## Work to complete
All lines in the entries below that hold "name" make up the answer.

Data listing START

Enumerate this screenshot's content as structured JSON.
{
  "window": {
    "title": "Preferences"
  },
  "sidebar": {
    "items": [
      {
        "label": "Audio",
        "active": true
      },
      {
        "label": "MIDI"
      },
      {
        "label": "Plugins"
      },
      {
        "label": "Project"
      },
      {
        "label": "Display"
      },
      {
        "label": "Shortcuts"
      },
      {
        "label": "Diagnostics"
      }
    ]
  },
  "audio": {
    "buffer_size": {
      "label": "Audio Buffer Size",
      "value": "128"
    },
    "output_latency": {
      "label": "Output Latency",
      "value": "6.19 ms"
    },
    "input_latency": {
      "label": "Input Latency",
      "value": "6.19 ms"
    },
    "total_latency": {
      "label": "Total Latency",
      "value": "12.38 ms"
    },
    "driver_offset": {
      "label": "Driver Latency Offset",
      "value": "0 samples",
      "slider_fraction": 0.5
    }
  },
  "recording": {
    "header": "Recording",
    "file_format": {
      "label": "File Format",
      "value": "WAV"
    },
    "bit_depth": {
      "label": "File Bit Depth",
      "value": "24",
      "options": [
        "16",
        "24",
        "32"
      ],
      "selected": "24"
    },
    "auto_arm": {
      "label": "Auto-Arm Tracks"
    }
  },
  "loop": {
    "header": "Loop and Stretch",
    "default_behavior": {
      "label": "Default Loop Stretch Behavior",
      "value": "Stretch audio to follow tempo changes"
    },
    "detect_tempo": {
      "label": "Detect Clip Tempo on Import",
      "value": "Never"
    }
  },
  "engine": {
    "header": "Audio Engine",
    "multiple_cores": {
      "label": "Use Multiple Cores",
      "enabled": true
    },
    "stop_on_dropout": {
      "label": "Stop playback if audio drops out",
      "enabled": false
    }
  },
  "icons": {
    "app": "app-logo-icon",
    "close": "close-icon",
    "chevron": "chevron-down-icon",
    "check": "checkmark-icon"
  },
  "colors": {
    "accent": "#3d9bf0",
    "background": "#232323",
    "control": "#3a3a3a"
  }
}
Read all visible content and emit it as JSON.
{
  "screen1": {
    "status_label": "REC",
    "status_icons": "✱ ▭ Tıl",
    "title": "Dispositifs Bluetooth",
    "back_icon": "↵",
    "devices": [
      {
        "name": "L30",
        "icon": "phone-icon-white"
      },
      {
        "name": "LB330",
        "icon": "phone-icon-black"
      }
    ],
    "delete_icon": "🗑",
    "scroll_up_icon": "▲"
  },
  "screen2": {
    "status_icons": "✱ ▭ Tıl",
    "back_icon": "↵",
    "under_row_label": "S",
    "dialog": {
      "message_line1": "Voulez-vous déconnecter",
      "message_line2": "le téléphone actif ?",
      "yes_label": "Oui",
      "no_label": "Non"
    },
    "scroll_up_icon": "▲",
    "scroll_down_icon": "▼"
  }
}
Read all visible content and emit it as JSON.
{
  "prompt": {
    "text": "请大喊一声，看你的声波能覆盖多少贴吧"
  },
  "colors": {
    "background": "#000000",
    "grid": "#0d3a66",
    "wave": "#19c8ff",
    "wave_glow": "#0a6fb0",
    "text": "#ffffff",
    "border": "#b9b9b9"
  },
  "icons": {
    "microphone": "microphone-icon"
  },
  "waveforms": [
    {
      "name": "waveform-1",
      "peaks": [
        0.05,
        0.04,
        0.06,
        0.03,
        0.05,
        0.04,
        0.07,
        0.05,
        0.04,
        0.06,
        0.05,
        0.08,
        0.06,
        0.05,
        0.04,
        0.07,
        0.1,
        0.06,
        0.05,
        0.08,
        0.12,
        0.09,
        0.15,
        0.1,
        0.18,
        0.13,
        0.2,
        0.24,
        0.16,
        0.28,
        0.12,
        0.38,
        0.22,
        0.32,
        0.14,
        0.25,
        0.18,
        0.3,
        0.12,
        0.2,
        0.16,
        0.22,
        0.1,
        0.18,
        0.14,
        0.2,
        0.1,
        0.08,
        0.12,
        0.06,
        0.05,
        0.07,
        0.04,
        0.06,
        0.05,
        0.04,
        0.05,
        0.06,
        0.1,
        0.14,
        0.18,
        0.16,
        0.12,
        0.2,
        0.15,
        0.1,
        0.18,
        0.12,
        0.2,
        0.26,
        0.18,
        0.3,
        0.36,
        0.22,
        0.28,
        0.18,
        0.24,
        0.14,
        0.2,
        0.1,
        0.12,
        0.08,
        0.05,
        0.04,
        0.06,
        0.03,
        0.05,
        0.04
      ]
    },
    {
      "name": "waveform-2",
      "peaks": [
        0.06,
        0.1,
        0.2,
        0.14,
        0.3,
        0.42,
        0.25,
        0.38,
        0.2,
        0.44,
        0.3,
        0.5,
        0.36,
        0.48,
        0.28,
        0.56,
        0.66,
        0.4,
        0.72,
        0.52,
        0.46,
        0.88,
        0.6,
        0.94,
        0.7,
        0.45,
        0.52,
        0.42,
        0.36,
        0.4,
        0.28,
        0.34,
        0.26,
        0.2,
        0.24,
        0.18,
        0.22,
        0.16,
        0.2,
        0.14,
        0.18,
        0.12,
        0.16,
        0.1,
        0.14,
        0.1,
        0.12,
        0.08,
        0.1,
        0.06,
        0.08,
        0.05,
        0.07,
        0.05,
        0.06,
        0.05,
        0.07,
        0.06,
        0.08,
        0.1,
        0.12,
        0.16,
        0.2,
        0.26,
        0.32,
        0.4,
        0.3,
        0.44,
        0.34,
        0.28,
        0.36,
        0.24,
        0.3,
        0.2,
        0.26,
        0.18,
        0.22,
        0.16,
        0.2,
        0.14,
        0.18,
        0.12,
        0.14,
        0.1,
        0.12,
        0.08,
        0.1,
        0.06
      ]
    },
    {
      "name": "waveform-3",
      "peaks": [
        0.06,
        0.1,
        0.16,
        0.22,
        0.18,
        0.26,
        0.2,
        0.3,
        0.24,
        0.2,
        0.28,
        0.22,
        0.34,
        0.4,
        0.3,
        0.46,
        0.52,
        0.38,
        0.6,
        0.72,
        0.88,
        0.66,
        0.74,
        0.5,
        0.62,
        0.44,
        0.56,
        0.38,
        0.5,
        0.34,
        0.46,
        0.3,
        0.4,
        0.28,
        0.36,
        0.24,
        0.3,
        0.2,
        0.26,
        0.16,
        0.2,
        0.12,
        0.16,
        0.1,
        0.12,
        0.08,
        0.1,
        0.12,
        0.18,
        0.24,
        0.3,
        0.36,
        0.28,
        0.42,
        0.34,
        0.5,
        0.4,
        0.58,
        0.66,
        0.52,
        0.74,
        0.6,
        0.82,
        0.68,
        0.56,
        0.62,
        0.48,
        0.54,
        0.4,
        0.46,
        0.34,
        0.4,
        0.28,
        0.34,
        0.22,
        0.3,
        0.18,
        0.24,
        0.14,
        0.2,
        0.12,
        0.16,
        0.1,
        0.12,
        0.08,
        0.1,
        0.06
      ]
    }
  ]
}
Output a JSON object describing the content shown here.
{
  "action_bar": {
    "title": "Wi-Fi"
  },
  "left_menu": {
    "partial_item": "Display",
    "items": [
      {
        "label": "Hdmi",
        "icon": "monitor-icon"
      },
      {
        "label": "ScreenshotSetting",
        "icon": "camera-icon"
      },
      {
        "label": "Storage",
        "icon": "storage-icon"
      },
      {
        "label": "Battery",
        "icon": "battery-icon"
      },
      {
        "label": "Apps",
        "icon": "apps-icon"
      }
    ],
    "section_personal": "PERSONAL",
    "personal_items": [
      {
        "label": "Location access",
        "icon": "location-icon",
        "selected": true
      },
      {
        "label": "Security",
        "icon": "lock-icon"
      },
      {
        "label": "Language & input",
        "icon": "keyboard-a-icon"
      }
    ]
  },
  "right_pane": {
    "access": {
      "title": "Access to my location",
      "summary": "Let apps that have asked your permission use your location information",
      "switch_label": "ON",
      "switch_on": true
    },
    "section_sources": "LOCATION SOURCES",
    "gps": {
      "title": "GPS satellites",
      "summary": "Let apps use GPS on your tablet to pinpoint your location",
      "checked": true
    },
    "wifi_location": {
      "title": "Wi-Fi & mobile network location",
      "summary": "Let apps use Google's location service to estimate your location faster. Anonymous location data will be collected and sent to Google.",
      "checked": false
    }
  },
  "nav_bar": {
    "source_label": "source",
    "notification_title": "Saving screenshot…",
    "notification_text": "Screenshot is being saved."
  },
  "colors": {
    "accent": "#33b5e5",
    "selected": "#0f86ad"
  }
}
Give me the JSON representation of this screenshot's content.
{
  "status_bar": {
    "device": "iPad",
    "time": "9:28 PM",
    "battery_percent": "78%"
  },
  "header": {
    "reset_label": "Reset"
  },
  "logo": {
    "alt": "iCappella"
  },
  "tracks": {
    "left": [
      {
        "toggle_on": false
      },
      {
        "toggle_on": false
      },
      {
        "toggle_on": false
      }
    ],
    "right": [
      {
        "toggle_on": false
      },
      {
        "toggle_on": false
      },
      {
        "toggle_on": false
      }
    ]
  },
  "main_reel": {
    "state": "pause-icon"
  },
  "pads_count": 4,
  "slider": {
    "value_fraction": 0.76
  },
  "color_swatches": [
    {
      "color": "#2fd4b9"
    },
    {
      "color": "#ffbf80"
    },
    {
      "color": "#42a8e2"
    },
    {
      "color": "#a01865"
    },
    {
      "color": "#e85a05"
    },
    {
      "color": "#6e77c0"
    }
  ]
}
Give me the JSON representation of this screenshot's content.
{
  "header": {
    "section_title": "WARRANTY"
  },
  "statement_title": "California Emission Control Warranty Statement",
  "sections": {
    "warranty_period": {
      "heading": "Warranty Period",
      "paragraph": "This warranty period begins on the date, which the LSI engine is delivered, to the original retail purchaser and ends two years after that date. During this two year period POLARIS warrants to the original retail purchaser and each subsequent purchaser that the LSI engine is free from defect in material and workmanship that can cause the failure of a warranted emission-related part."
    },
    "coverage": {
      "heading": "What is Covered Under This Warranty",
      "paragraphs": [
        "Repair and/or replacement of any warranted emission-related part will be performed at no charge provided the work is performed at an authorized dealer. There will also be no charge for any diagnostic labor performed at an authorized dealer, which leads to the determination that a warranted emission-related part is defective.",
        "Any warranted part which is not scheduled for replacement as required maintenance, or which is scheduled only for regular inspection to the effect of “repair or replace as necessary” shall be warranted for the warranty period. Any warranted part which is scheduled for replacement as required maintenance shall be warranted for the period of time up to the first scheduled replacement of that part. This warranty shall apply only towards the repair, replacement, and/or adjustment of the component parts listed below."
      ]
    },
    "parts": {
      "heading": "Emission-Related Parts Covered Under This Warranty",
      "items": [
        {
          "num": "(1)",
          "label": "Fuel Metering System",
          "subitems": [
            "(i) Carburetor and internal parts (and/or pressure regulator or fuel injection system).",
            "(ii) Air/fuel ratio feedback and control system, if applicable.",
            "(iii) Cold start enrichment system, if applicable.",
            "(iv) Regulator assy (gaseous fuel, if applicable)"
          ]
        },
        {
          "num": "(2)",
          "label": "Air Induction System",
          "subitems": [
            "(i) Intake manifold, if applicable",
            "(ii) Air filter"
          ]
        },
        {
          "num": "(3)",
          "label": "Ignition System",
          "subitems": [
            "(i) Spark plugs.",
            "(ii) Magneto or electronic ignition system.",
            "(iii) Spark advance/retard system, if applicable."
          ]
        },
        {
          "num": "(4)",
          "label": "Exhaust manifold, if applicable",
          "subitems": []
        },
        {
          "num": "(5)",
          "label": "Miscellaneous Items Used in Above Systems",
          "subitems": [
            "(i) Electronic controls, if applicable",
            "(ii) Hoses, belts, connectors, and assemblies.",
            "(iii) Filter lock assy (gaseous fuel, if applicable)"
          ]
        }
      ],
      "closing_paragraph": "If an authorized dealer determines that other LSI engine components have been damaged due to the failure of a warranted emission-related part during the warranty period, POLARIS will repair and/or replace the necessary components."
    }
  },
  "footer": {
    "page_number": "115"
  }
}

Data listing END

## Written response
        "name": "L30",
        "name": "LB330",
      "name": "waveform-1",
      "name": "waveform-2",
      "name": "waveform-3",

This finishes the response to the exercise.